In English and in French.
The play runs 85 minutes without intermission
In talking with Brenda Bruce, who created the role of Winnie for the Royal Court production in 1962, Beckett said the following:
I thought that the most dreadful thing that could happen to anybody would be not to be allowed to sleep you're sinking into the ground alive and the sun is shining endlessly day and night and there is not a tree There'd be no shade, nothing, and that bell wakes you up all the time and all you've got is a little parcel of things to see you through life. And I thought who would cope with that and go down singing, only a woman.
Out of this initial idea, Beckett crafted an extremely funny, often touching, and occasionally inspiring account of survival in the face of increasing physical powerlessness. Although her situation and responses to it are highly specific, Winnie covers enough ground in her effort to keep going to suggest the general human condition facing all of us as we grow old. Like Winnie, we find ourselves losing more and more of our mobility, our memory, our companions, our control.
In our production, Winnie speaks in Irish-accented English (like Beckett), and she uses French when addressing her husband Willie. It is as if she moves through the extraordinary specificity of language and gesture demanded by Beckett to find a deeper layer of consciousness prior to language, even as she depends on words to fend off the inevitable. "Words fail, there are times when even they fail," she says, "Les mot vous lâchent, il est des moment où même eux vous lâchent." In both languages, for all of us. And yet Beckett gives us language so precise, so inextricably linked to the body and the speaker, that we can face the inevitable with a strange kind of delight, in English and in French.

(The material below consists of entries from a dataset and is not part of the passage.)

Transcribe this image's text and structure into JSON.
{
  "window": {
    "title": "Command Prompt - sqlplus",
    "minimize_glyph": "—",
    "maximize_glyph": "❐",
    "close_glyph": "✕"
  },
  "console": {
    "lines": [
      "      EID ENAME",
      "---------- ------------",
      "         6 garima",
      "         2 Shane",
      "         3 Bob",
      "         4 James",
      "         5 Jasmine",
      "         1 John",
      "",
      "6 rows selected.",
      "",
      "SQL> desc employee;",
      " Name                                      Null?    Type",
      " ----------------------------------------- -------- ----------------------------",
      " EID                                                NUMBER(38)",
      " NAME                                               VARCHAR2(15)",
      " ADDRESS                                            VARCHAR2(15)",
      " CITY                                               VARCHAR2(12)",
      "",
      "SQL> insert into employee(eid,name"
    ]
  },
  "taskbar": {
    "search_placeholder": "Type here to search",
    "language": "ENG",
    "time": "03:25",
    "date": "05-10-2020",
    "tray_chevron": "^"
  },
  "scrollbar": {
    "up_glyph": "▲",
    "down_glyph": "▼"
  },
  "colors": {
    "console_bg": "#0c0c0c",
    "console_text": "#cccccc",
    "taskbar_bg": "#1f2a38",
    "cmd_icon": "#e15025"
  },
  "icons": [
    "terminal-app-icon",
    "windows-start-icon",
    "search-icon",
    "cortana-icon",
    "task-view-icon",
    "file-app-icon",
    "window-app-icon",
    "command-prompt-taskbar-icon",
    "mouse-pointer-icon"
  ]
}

Courtney Walsh studied acting at Yale, performed in Los Angeles on stage, television and film, and then became a lawyer for abused children. Since returning to acting in 2006, she has appeared in Bay Area venues from San Francisco to San Jose (including eight seasons with Stanford Repertory Theater), and in Berlin, Amsterdam, Wales, Greece, and France. She will reprise her role as Winnie in Paris in December. Courtney is a drama lecturer for Stanford Continuing Studies, a mother of four, and competitive equestrienne. courtneywalsh.net
Rush Rehm is a Professor of Theater and Performance Studies and Classics at Stanford, and the Artistic Director of Stanford Repertory Theater (SRT, a professional company), Rehm also has worked as an actor and director at various US regional theaters, and in Australia, Greece, England, and France.
Thanks to Stanford Continuing Studies, the Department of Theater and Performance Studies, and to Lynne Soffer and Jeanne Trombetta for help with dialects and accents.
TLF-Theatre Lycée Français de San Francisco (View)
1201 ortega street
San Francisco, CA 94122